US President Joe Biden warned Monday that NATO must adapt to new challenges posed by China and Russia as he met fellow leaders to renew Washington’s “sacred” bond with its allies.
Arriving at NATO headquarters in Brussels for a summit with his 29 counterparts, Biden stressed that the alliance was “critically important” to US security.
But it is also a moment to renew priorities and strategies for dealing with Moscow and Beijing, novel threats, and NATO’s hasty withdrawal from Afghanistan after years of conflict.
“We have Russia that is not acting in a way that is consistent with what we had hoped, as well as China,” he said.
And he stressed once again that Article 5 of the NATO treaty — the obligation of members to defend one another, once called into question by Trump — was a “sacred obligation”.

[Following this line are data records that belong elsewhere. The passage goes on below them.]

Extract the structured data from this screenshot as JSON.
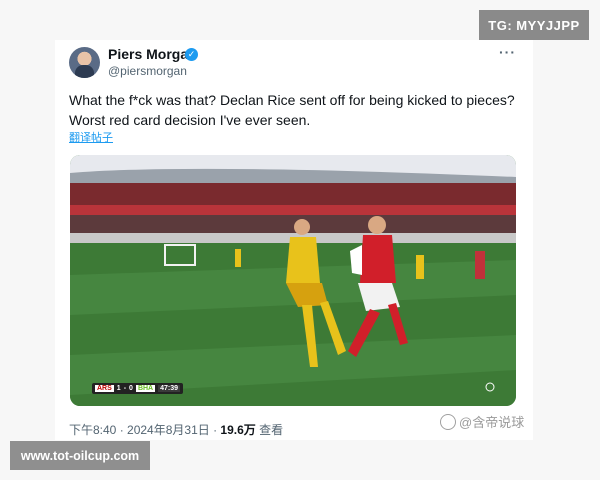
{
  "watermarks": {
    "top": "TG: MYYJJPP",
    "bottom": "www.tot-oilcup.com"
  },
  "tweet": {
    "author_name": "Piers Morgan",
    "author_handle": "@piersmorgan",
    "text_line1": "What the f*ck was that? Declan Rice sent off for being kicked to pieces?",
    "text_line2": "Worst red card decision I've ever seen.",
    "translate_link": "翻译帖子",
    "more_icon": "more-icon",
    "verified_icon": "verified-badge-icon",
    "time": "下午8:40 · 2024年8月31日 · ",
    "views_count": "19.6万",
    "views_label": " 查看"
  },
  "media": {
    "description_icon": "football-match-photo",
    "score_bug": {
      "home": "ARS",
      "home_score": "1",
      "away_score": "0",
      "away": "BHA",
      "clock": "47:39"
    }
  },
  "source_mark": {
    "text": "@含帝说球",
    "icon": "profile-icon"
  },
  "colors": {
    "accent": "#1d9bf0",
    "text_primary": "#0f1419",
    "text_secondary": "#536471",
    "pitch": "#3f7c3a",
    "arsenal_red": "#d11f2a",
    "brighton_yellow": "#e8c21b"
  }
}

“We’re not entering a new Cold War and China is not our adversary, not our enemy,” Stoltenberg told reporters as he arrived at NATO headquarters ahead of the leaders.
– Erdogan talks –
France’s President Emmanuel Macron met one-on-one with his Turkish counterpart and fellow ally Recep Tayyip Erdogan ahead of the summit, and Biden was due to meet him later.
In contrast to Trump, Biden has firmly reasserted American backing for the 72-year-old military alliance — and his administration has been making a show of consulting more with partners.
But there remain divisions among the allies on some key issues — including how to deal with China’s rise and how to increase common funding.
Other leaders arriving for the talks dismissed this phrase, but European leaders stressed that they did not want to be drawn into a US confrontation with China at the cost of focusing on Russia.
The leaders will agree to rewrite the core “strategic concept” to face a world where cyber attacks, climate change, and new technologies pose new threats.
On China, Biden is picking up from where Trump left off by getting NATO to start paying attention to Beijing and is pushing for the alliance to take a tougher line.
– Out of Afghanistan –
Allies are patching together plans to try to avert a collapse of Afghan forces when they leave and figuring out how to provide enough security for Western embassies to keep working.
Stoltenberg said that NATO would continue to fund Afghan forces, train them abroad and provide civilian support to the government once the military mission has ended.
Stoltenberg said allies are expected to sign off on a new cyber defence policy and to create a fund to help start-ups developing groundbreaking technology.